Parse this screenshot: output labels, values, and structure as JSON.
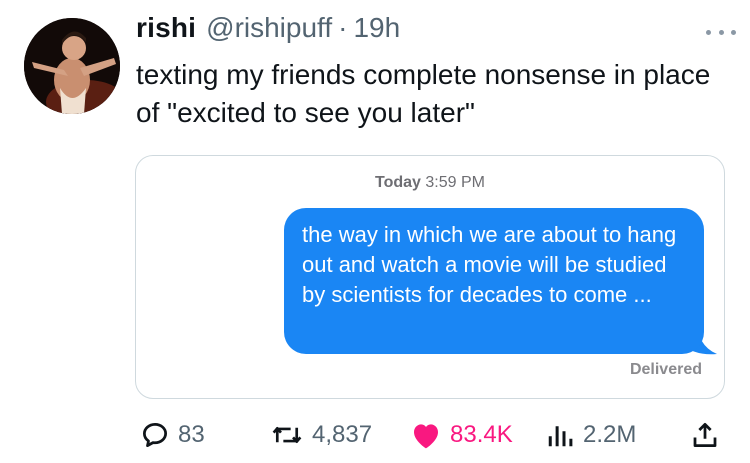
{
  "tweet": {
    "display_name": "rishi",
    "handle": "@rishipuff",
    "separator": "·",
    "time": "19h",
    "text": "texting my friends complete nonsense in place of \"excited to see you later\""
  },
  "media": {
    "timestamp_day": "Today",
    "timestamp_time": "3:59 PM",
    "message": "the way in which we are about to hang out and watch a movie will be studied by scientists for decades to come ...",
    "status": "Delivered",
    "bubble_color": "#1a86f4"
  },
  "actions": {
    "replies": "83",
    "retweets": "4,837",
    "likes": "83.4K",
    "views": "2.2M"
  },
  "icons": {
    "more": "more-horizontal-icon",
    "reply": "reply-icon",
    "retweet": "retweet-icon",
    "like": "heart-icon",
    "views": "views-icon",
    "share": "share-icon"
  },
  "colors": {
    "like": "#f91880",
    "muted": "#536471"
  }
}
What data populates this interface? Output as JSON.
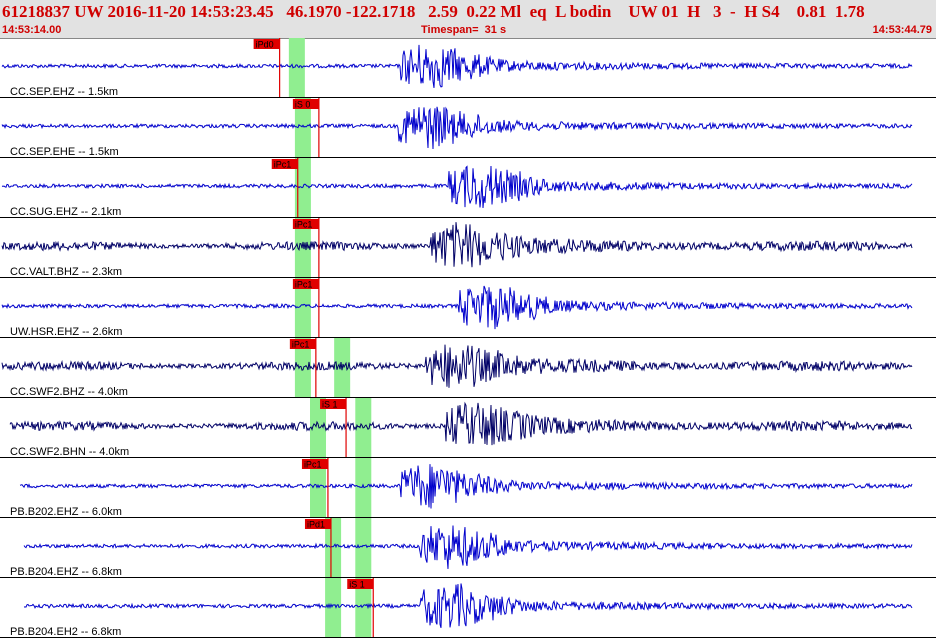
{
  "header": {
    "title": "61218837 UW 2016-11-20 14:53:23.45   46.1970 -122.1718   2.59  0.22 Ml  eq  L bodin    UW 01  H   3  -  H S4    0.81  1.78",
    "start_time": "14:53:14.00",
    "timespan": "Timespan=  31 s",
    "end_time": "14:53:44.79"
  },
  "colors": {
    "pick": "#e00000",
    "window": "#90ee90",
    "trace_blue": "#0000cc",
    "trace_navy": "#000066"
  },
  "panels": [
    {
      "station": "CC.SEP.EHZ -- 1.5km",
      "color": "#0000cc",
      "picks": [
        {
          "label": "iPd0",
          "t": 8.1
        }
      ],
      "windows": [
        9.3
      ],
      "flags": []
    },
    {
      "station": "CC.SEP.EHE -- 1.5km",
      "color": "#0000cc",
      "picks": [
        {
          "label": "iS 0",
          "t": 9.4
        }
      ],
      "windows": [
        9.5
      ],
      "flags": []
    },
    {
      "station": "CC.SUG.EHZ -- 2.1km",
      "color": "#0000cc",
      "picks": [
        {
          "label": "iPc1",
          "t": 8.7
        }
      ],
      "windows": [
        9.5
      ],
      "flags": []
    },
    {
      "station": "CC.VALT.BHZ -- 2.3km",
      "color": "#000066",
      "picks": [
        {
          "label": "iPc1",
          "t": 9.4
        }
      ],
      "windows": [
        9.5
      ],
      "flags": []
    },
    {
      "station": "UW.HSR.EHZ -- 2.6km",
      "color": "#0000cc",
      "picks": [
        {
          "label": "iPc1",
          "t": 9.4
        }
      ],
      "windows": [
        9.5
      ],
      "flags": []
    },
    {
      "station": "CC.SWF2.BHZ -- 4.0km",
      "color": "#000066",
      "picks": [
        {
          "label": "iPc1",
          "t": 9.3
        }
      ],
      "windows": [
        9.5,
        10.8
      ],
      "flags": []
    },
    {
      "station": "CC.SWF2.BHN -- 4.0km",
      "color": "#000066",
      "picks": [
        {
          "label": "iS 1",
          "t": 10.3
        }
      ],
      "windows": [
        10.0,
        11.5
      ],
      "flags": []
    },
    {
      "station": "PB.B202.EHZ -- 6.0km",
      "color": "#0000cc",
      "picks": [
        {
          "label": "iPc1",
          "t": 9.7
        }
      ],
      "windows": [
        10.0,
        11.5
      ],
      "flags": []
    },
    {
      "station": "PB.B204.EHZ -- 6.8km",
      "color": "#0000cc",
      "picks": [
        {
          "label": "iPd1",
          "t": 9.8
        }
      ],
      "windows": [
        10.5,
        11.5
      ],
      "flags": []
    },
    {
      "station": "PB.B204.EH2 -- 6.8km",
      "color": "#0000cc",
      "picks": [
        {
          "label": "iS 1",
          "t": 11.2
        }
      ],
      "windows": [
        10.5,
        11.5
      ],
      "flags": []
    }
  ]
}
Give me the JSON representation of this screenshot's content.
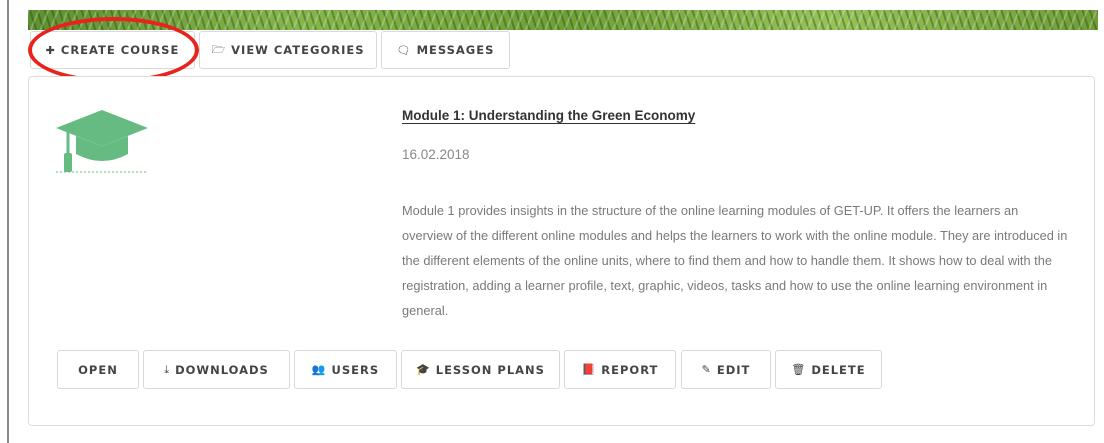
{
  "toolbar": {
    "create_course": "CREATE COURSE",
    "view_categories": "VIEW CATEGORIES",
    "messages": "MESSAGES"
  },
  "course": {
    "title": "Module 1: Understanding the Green Economy",
    "date": "16.02.2018",
    "description": "Module 1 provides insights in the structure of the online learning modules of GET-UP. It offers the learners an overview of the different online modules and helps the learners to work with the online module. They are introduced in the different elements of the online units, where to find them and how to handle them. It shows how to deal with the registration, adding a learner profile, text, graphic, videos, tasks and how to use the online learning environment in general."
  },
  "actions": {
    "open": "OPEN",
    "downloads": "DOWNLOADS",
    "users": "USERS",
    "lesson_plans": "LESSON PLANS",
    "report": "REPORT",
    "edit": "EDIT",
    "delete": "DELETE"
  },
  "icons": {
    "logo": "graduation-cap-icon",
    "create_course": "plus-icon",
    "view_categories": "folder-open-icon",
    "messages": "comments-icon",
    "downloads": "download-icon",
    "users": "users-icon",
    "lesson_plans": "graduation-cap-icon",
    "report": "book-icon",
    "edit": "pencil-icon",
    "delete": "trash-icon"
  },
  "colors": {
    "logo_green": "#66bb82",
    "annotation_red": "#e8231d",
    "border": "#dcdcdc"
  }
}
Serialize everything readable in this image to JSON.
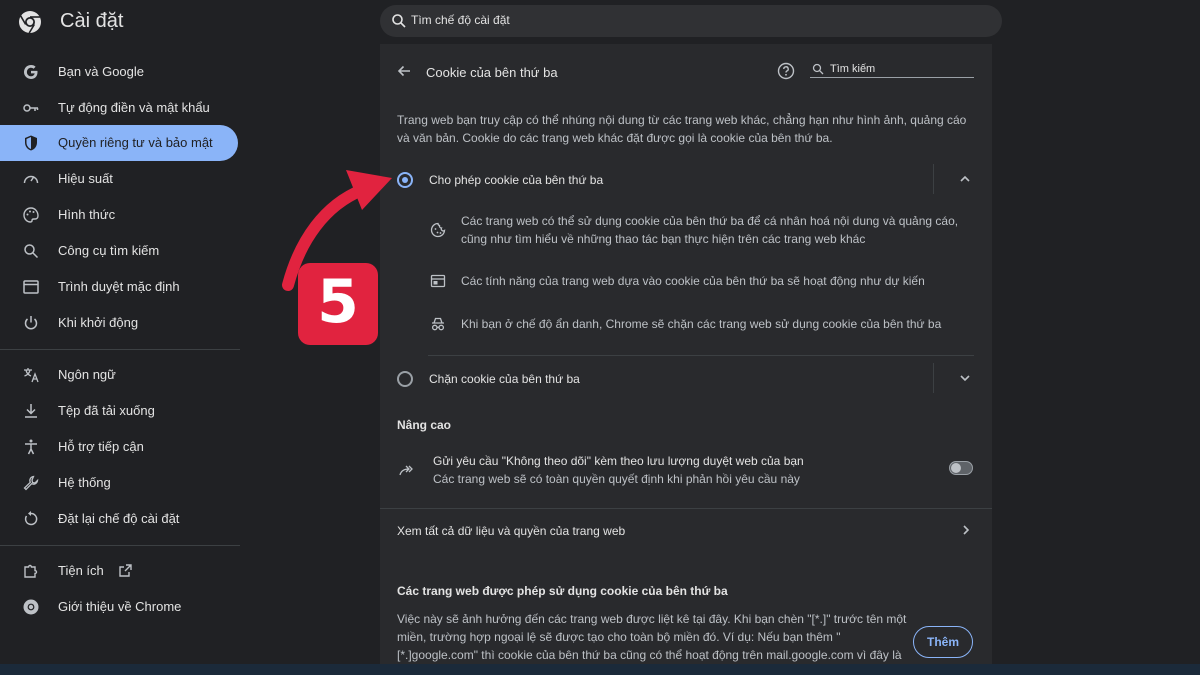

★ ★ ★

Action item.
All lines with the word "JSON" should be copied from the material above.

Response to this task.
Parse this screenshot: output labels, values, and structure as JSON.
What data populates this interface? Output as JSON.
Give me the JSON representation of this screenshot's content.
Serialize everything readable in this image to JSON.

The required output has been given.